It’s been a very difficult week. No particular reason why, but as I know so well, there doesn’t need to be one.
I went to a new support group on Tuesday night, one that Children’s Hospital has begun for parents whose children died there. There were only two other families there, and one was a young couple whose 13-month-old son died suddenly in June from an undiagnosed bronchial pneumonia. As I sat and listened to this mother tell her story and share how she was feeling, I remembered feeling exactly the same way this time a year ago, almost four months out from Hudson’s death. In fact, much of what she is feeling I still feel on a regular basis.
When it was my turn to introduce myself, I shared what happened to Hudson and then turned to this couple in tears, saying, “I want to be able to tell you that a year from now, you will be better. But you won’t. It is still very, very hard.” I felt awful saying it, but at that moment, after the week I’ve had and after hearing the raw emotions in this mother’s voice that still echo so very much of what I deal with every day, in that moment, that was my truth.
I know that the people who love me want to see me get better. It is so hard to see the people you love in this kind of pain. I know that a lot of people, whether they know me or not, expect me to be better now that Jackson is here. I truly understand these impulses, because I feel them myself. Not a day goes by that I don’t still feel like posting something heartbreaking here—something that set me off that day, how much I’m still hurting, how desperately I long for my child during nearly every waking moment. But I refrain. Because I want so much not to be in that place anymore. I am so very weary of this grief, so bored with it. I want to just tell it, “Enough, already! Leave me alone!” But it doesn’t. It won’t.
As the support group went on, and we had the opportunity to talk more, I told this young mom that I had to revise my statement from before. See, there are two types of “better.” There’s “better” as in “I was sick and now I am better.” This is an absolute “better,” an antonym of “bad” or “ill” or “unwell.” This is the kind of “better” that I will never be. I will never, ever get over Hudson’s death. It will never, ever be behind me. I will never recover from it. The fact of her death and the grief and the longing and the sadness will always be with me.

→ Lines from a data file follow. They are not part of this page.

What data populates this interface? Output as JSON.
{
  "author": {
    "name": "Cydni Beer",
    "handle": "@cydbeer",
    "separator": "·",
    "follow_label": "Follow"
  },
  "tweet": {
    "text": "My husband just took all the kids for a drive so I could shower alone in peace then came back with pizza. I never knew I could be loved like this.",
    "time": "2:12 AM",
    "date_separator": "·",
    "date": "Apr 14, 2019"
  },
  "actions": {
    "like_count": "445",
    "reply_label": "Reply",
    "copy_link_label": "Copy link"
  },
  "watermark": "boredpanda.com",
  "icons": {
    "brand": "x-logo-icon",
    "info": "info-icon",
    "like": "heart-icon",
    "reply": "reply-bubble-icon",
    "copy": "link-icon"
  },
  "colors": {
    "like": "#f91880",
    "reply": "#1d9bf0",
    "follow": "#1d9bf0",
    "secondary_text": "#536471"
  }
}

Then there’s “better” as in “Yesterday, I couldn’t even get out of bed, but today I am better than yesterday and was able to move around a little.” This is a relative “better,” an antonym of “worse.” This is the kind of “better” that I am now, almost sixteen months since Hudson’s death (again, I can barely comprehend that we are approaching the date when she’ll have been gone longer than she was here—impossible). I can read my posts from last August, when I was at the same point as this mother is now and I can see that I am better than I was then. I can read those posts and I can still touch those especially raw places inside, but I can also feel the scar tissue that is forming on their edges. Time will never heal this wound. But time will keep softening the edges, scabbing over the rawest places. And of course, my precious little boy is giving time a great deal of help in this process, too. But the rawness is always there, just waiting for the right trigger to open up and bleed. Living on the edge of that every day, sometimes trying in vain to bite your lip and power through those moments, is exhausting.
One of the best things that my dear Jess said to me in the wake of Hudson’s death was that she would always be here for me, that I could always talk with her about the darkest moments and days, that she understood that I would never get over this and that she would never expect me to. If you know someone who has lost a child, please understand that this is the very best gift that you can give them. Let them know that you understand that they will never come back from this, that you will be there for them to grieve with them on the darkest days, and that while you will celebrate with them on the lighter days, you understand that every celebration comes with its own sadness, because their children are not there to share it with them. There is truly nothing better you can offer.
I am not better. But I am better than I was. Which is all I can ask for.